• _Task item_: Please repeat the listing exactly, with every line intact.

• _The data_:
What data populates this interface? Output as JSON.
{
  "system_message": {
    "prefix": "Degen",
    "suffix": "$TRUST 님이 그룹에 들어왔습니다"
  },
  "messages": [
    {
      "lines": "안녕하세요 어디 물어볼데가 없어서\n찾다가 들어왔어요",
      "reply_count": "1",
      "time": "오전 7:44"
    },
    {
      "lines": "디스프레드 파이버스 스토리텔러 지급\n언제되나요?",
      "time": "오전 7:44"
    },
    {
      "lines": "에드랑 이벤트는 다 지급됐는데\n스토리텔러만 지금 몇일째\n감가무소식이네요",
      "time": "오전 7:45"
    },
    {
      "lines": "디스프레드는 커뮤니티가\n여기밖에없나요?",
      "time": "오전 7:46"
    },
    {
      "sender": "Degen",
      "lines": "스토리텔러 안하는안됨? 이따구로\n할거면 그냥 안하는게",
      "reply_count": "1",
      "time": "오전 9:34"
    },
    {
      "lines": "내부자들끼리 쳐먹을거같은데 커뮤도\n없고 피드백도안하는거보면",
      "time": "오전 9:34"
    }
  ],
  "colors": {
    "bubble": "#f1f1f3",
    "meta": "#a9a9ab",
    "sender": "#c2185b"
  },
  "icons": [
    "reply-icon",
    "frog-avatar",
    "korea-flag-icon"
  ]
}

• _Answer to this exercise_:
What data populates this interface? Output as JSON.
{
  "system_message": {
    "prefix": "Degen",
    "suffix": "$TRUST 님이 그룹에 들어왔습니다"
  },
  "messages": [
    {
      "lines": "안녕하세요 어디 물어볼데가 없어서\n찾다가 들어왔어요",
      "reply_count": "1",
      "time": "오전 7:44"
    },
    {
      "lines": "디스프레드 파이버스 스토리텔러 지급\n언제되나요?",
      "time": "오전 7:44"
    },
    {
      "lines": "에드랑 이벤트는 다 지급됐는데\n스토리텔러만 지금 몇일째\n감가무소식이네요",
      "time": "오전 7:45"
    },
    {
      "lines": "디스프레드는 커뮤니티가\n여기밖에없나요?",
      "time": "오전 7:46"
    },
    {
      "sender": "Degen",
      "lines": "스토리텔러 안하는안됨? 이따구로\n할거면 그냥 안하는게",
      "reply_count": "1",
      "time": "오전 9:34"
    },
    {
      "lines": "내부자들끼리 쳐먹을거같은데 커뮤도\n없고 피드백도안하는거보면",
      "time": "오전 9:34"
    }
  ],
  "colors": {
    "bubble": "#f1f1f3",
    "meta": "#a9a9ab",
    "sender": "#c2185b"
  },
  "icons": [
    "reply-icon",
    "frog-avatar",
    "korea-flag-icon"
  ]
}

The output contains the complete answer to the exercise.